Effects of blocking the dopamine biosynthesis and of neurotoxic dopamine depletion with 1-methyl-4-phenyl-1,2,3,6-tetrahydropyridine (MPTP) on voluntary wheel running in mice.Behav Brain Res. 2004 Oct 05; 154(2):375-83.BB

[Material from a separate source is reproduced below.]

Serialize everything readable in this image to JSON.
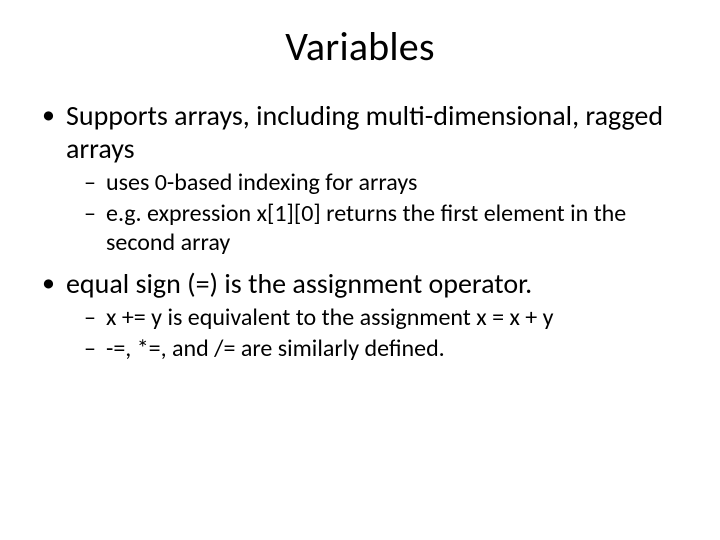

In Parkinson's disease (PD) compensatory mechanisms such as an increase of the de novo biosynthesis of dopamine (DA) are thought to delay the onset of motor impairment. Here, we investigated whether the tyrosine hydroxylase (TH) inhibitor alpha-methyl-para-tyrosine (AMPT) affects behavioral deficits in the running wheel activity induced by the selective dopaminergic neurotoxin 1-methyl-4-phenyl-1,2,3,6-tetrahydropyridine (MPTP). Immediately after MPTP treatment C57bl/6 mice showed reduced running wheel activity which lasted during the entire active phase (20:00 to 08:00 h), recovered to baseline levels in the following 2 days and remained stable up to the end of the experiment. AMPT challenge significantly reduced wheel running activity in MPTP-treated mice in the first 3 h after treatment. Post mortem HPLC analysis detected mean striatal DA levels in saline + saline and saline + AMPT-treated mice of 14.32 and 9.83 ng/mg, respectively and in MPTP + saline and MPTP + AMPT-treated mice of 1.73 and 0.69 ng/mg, respectively. Taken together, de novo biosynthesis of DA is a crucial component of the compensatory mechanisms which contributes to masking long-term behavioral deficits in the MPTP mouse model. Additionally, wheel running activity might provide a useful tool to study MPTP-induced behavioral deficits, shifts in circadian rhythmicity, and further compensatory mechanisms relevant to PD.